Voiced by H. Jon Benjamin, the titular everyman of Bob's Burgers recycles attitudes that have become all but commonplace in the animated sitcom landscape, but does so with more than a handful of notable variations and nuances. A devoted husband and father of three, Bob Belcher plays the straight man to his family and small but varied community of eccentrics, a great deal of whom are, like Bob himself, small business owners. The fact that there's only one genuine bigwig in town, a quirky landlord and property owner voiced by Kevin Kline, largely excludes easy, repetitive cheap shots at the 1%. Instead, the series takes a refreshing interest in the struggles, hardships, joys, and minor triumphs of the self-employed.
Conceived by Home Movies creator Loren Bouchard and co-developed by King of the Hill mainstay Jim Dauterive, Bob's Burgers possesses an unmistakable love for underdogs and odd ducks, but its themes still trend toward the familiar. The show's eye-catching first season saw Bob and his brood plumbing such well-tread material as online dating, high school rivalries, familial bonding, first kisses, repressed artistic sensibilities, unrequited love, filmmaking, and a plethora of other standard subjects. But much like Bob putting his unique spin on the hamburger, the show's writers take peculiar narrative pathways, aided by superb voice work, to revitalize these topics and make them distinct.

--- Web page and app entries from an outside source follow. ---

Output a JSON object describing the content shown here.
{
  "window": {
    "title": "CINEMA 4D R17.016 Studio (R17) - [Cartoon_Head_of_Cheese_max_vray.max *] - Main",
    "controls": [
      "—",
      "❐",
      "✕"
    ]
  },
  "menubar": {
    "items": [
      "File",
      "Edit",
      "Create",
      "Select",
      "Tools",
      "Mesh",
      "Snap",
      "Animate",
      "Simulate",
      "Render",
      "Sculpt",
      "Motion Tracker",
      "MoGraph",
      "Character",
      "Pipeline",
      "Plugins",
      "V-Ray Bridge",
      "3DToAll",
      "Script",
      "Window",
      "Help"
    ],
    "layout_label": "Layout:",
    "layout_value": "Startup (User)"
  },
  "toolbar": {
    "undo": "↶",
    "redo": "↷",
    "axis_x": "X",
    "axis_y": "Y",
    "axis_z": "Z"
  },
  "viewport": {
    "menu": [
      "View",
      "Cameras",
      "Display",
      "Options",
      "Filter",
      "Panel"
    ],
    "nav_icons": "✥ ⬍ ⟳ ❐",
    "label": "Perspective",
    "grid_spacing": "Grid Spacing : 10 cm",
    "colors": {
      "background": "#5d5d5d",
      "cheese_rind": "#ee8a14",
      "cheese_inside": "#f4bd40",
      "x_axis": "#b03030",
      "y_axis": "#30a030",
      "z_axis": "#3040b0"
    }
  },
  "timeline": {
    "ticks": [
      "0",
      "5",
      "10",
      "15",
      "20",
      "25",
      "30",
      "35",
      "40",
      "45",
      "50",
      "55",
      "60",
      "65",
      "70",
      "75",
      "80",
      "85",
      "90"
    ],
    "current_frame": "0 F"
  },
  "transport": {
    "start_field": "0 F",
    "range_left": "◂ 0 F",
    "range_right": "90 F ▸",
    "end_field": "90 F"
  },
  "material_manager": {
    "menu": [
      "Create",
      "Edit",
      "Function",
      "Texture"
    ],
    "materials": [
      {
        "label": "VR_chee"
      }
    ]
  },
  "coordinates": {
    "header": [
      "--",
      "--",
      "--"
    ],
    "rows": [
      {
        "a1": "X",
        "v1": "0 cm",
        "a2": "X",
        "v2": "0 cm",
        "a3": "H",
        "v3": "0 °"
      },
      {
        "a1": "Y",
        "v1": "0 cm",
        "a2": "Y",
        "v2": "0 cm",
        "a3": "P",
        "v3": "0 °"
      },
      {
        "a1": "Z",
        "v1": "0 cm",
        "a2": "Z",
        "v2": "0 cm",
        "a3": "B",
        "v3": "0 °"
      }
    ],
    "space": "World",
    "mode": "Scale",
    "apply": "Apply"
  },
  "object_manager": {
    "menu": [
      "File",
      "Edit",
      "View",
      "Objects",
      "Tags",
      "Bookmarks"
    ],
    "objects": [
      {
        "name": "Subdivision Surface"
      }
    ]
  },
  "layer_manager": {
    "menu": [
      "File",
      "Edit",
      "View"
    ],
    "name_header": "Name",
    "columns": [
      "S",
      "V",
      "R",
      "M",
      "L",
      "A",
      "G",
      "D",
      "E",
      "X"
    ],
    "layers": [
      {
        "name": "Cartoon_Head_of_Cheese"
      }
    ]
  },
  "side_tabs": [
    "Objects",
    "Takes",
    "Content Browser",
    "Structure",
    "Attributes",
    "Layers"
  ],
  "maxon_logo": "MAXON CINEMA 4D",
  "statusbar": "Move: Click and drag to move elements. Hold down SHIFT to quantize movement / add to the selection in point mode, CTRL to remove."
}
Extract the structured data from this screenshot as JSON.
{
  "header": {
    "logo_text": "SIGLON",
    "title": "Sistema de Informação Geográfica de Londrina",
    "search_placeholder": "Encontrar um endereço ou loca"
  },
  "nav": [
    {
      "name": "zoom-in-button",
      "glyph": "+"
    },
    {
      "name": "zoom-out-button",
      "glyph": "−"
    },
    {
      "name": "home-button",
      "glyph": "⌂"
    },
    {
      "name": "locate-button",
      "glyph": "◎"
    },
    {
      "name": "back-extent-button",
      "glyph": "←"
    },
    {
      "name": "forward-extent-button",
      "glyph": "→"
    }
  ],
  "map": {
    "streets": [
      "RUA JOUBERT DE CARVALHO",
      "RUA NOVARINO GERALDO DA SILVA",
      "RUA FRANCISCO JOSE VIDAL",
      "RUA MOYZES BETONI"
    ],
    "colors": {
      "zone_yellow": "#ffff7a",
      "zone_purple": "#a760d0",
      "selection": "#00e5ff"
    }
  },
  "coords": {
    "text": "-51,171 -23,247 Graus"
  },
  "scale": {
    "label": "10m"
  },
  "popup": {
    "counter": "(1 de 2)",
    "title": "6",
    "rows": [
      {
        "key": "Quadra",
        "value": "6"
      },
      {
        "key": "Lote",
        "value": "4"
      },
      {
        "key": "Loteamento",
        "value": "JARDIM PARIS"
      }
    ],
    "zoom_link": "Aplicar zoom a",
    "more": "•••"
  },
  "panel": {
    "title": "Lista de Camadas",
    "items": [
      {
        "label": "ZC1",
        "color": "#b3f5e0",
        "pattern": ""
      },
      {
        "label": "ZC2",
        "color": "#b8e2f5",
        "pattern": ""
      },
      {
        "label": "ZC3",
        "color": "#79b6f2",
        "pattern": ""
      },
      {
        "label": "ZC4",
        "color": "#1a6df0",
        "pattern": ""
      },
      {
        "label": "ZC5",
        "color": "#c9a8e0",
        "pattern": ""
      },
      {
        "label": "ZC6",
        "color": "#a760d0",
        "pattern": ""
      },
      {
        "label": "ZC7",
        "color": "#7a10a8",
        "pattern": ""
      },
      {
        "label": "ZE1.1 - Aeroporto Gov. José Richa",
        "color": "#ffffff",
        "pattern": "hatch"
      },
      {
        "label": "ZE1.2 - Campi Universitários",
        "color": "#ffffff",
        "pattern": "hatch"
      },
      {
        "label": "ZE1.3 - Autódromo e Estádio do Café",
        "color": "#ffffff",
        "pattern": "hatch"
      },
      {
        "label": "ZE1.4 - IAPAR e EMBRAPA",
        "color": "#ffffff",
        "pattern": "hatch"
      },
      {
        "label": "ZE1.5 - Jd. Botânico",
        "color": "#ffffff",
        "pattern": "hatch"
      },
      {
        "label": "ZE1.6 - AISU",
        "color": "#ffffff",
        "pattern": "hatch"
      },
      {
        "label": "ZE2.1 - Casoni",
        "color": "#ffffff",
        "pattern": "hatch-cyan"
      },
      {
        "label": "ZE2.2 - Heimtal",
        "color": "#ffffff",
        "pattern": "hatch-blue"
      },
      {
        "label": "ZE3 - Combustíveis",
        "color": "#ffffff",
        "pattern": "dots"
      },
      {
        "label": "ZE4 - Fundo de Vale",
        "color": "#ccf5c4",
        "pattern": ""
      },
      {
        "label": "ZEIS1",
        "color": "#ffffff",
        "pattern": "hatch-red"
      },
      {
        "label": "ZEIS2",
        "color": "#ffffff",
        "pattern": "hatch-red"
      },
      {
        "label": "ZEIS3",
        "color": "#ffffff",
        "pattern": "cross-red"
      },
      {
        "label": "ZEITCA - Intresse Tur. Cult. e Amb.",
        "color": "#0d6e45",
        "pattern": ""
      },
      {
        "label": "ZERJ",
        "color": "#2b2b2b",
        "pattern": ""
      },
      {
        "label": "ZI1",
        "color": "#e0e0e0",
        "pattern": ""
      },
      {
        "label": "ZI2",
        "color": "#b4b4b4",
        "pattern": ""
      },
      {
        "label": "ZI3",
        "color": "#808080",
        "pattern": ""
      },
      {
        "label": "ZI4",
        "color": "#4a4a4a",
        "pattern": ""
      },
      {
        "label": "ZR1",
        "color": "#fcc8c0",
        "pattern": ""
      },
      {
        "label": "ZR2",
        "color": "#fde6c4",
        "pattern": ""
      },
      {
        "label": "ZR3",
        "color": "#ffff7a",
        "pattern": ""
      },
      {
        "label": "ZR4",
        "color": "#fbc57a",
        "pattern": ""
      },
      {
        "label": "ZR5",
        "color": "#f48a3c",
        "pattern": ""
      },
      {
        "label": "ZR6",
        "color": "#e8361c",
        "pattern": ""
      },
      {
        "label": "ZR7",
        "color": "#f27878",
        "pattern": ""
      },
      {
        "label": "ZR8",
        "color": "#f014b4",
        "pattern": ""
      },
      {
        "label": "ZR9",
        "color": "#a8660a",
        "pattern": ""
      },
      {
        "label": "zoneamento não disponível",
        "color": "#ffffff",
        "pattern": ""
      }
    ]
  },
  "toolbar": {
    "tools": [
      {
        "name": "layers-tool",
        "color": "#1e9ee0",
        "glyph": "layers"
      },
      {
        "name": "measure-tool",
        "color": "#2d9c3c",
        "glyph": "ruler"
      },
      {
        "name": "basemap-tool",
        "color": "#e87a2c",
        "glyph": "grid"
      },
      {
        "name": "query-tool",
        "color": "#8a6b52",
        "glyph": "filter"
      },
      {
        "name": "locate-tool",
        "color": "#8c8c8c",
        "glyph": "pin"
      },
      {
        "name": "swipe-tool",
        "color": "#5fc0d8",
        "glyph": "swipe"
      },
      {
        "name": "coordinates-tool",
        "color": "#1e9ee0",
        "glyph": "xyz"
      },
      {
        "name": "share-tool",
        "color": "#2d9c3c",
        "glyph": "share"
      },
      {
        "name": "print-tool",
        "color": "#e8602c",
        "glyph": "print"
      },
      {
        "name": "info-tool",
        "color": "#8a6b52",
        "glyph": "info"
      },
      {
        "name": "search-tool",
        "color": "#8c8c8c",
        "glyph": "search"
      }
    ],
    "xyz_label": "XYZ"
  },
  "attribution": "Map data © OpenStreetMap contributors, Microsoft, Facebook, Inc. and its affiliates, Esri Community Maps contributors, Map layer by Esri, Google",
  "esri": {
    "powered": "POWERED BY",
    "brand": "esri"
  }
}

As the second season opens, Bouchard and his formidable flanks of comedians take another familiar tactic: poking fun at and paying homage to beloved films, namely The Goonies and Dog Day Afternoon. Unlike the now-laborious Family Guy, the memorable moments and lines of these films aren't merely duplicated and manipulated into a grab bag of pop-culture references and aggressively PC quips. Instead, Bob's Burgers is more akin to Parks and Recreation, putting character before easy laughs and using the loose structure of these films to explore the characters' internal lives. Through these slightly parodic episodes, Bouchard and his team prove remarkably insightful and empathetic to these wounded souls and consistently find quasi-hallucinatory and expressionistic ways of conveying neglect, loss, regret, humiliation, panic, pain, and, yes, love.
The second-season premiere, "The Belchies," revisits some of these feelings in Bob's eldest daughter, Tina (Dan Mintz), who continues to play the role of love fool for Jimmy Jr. (Benjamin as well), the son of Bob's nemesis, as well as Bob's youngest daughter, Louise (Kristen Schaal), whose unquenchable angst, energy, and curiosity is frustrated further during a treasure hunt in an abandoned factory set for demolition. Sure, Cyndi Lauper appears for a parody of her own "Goonies 'R' Good Enough" (reinterpreted as "Taffy Butt"), but Boucher's narrative inventiveness remains the lynchpin of the show's humor. Bob's kinky gameplay with his wife, Linda (John Roberts), should feel rote, but it bubbles over with the melancholic exhaustion of trying to keep a marriage exciting while also running a small business and keeping the kids happy.
The following episode, "Bob Day Afternoon," is lighter on laughs, but ends up being a better example of what elevates Bob's Burgers above a great deal of its ilk. Accidentally roped into a hostage negotiation, Bob and his family get involved with a bumbling bank robber (Bill Hader) who's attempting his first theft without his rehabilitated partner. The gentle humor and sensitivity the writers show toward the robber, and his interactions with Bob and his family, breeds a particularly off-kilter sentimentalism that rarely wears down the show's energy or the audience's tolerance. Indeed, what's most remarkable about Bob's Burgers is how improbably poignant it can be while shamelessly indulging in the peculiar environs and dreamscapes that emerge from small-town livin'.